REQUIRED ACTION = Please write out all of the data below exactly, without including the pictures.

__________

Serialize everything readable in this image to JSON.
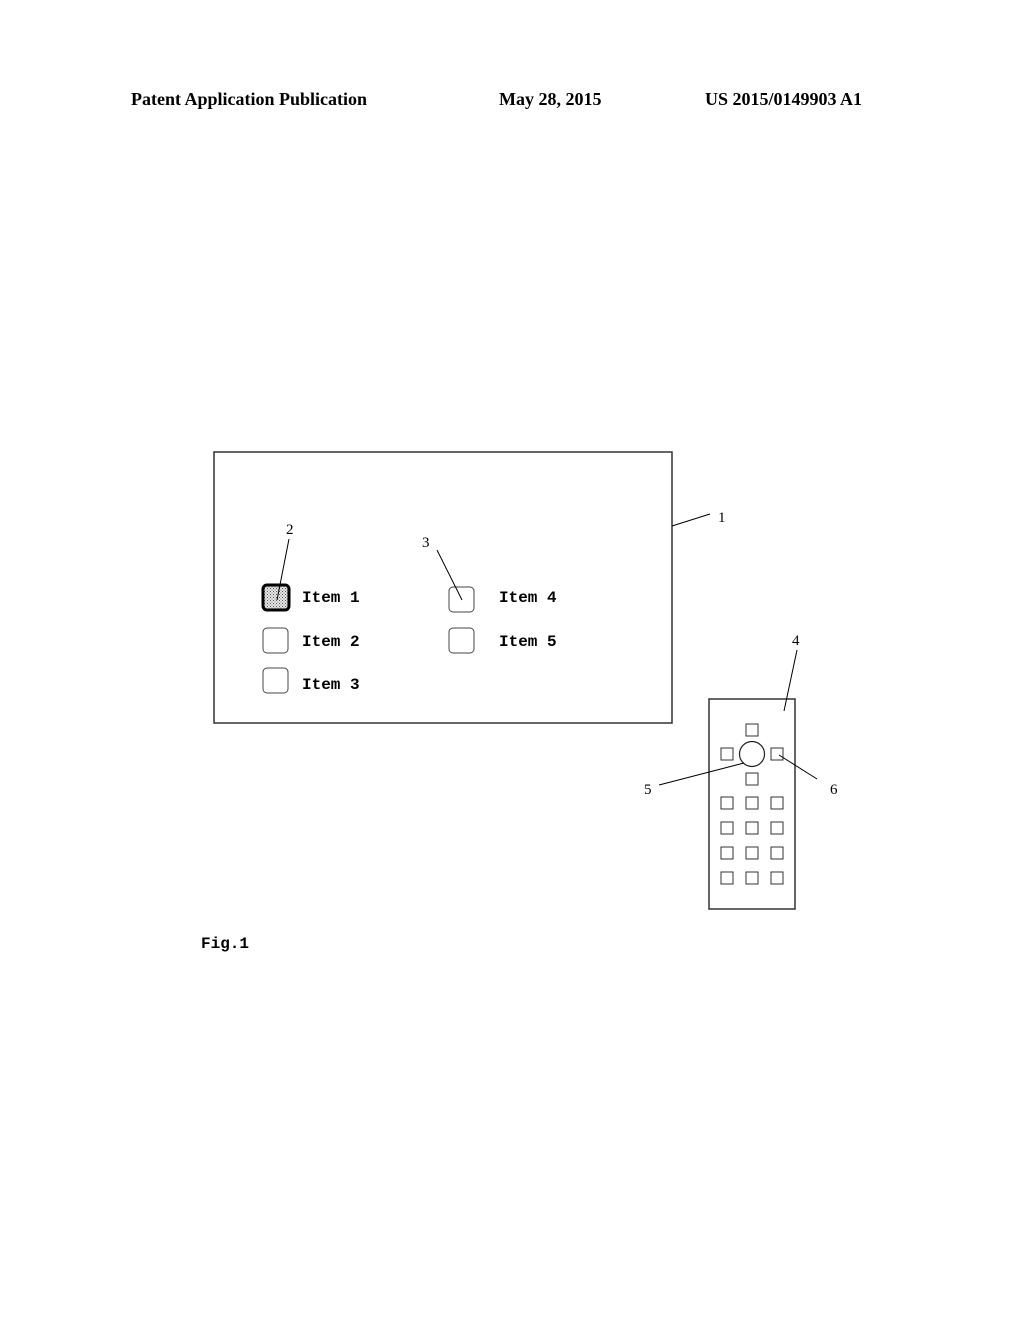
{
  "header": {
    "left": "Patent Application Publication",
    "date": "May 28, 2015",
    "number": "US 2015/0149903 A1"
  },
  "screen": {
    "items": [
      {
        "label": "Item 1",
        "selected": true
      },
      {
        "label": "Item 2",
        "selected": false
      },
      {
        "label": "Item 3",
        "selected": false
      },
      {
        "label": "Item 4",
        "selected": false
      },
      {
        "label": "Item 5",
        "selected": false
      }
    ]
  },
  "remote": {
    "keypad_rows": 4,
    "keypad_cols": 3,
    "center_button": "circle"
  },
  "reference_numerals": {
    "screen": "1",
    "selected_item": "2",
    "item_checkbox": "3",
    "remote": "4",
    "ok_button": "5",
    "direction_button": "6"
  },
  "figure_label": "Fig.1"
}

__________

EXERCISE RESPONSE =
Serialize everything readable in this image to JSON.
{
  "header": {
    "left": "Patent Application Publication",
    "date": "May 28, 2015",
    "number": "US 2015/0149903 A1"
  },
  "screen": {
    "items": [
      {
        "label": "Item 1",
        "selected": true
      },
      {
        "label": "Item 2",
        "selected": false
      },
      {
        "label": "Item 3",
        "selected": false
      },
      {
        "label": "Item 4",
        "selected": false
      },
      {
        "label": "Item 5",
        "selected": false
      }
    ]
  },
  "remote": {
    "keypad_rows": 4,
    "keypad_cols": 3,
    "center_button": "circle"
  },
  "reference_numerals": {
    "screen": "1",
    "selected_item": "2",
    "item_checkbox": "3",
    "remote": "4",
    "ok_button": "5",
    "direction_button": "6"
  },
  "figure_label": "Fig.1"
}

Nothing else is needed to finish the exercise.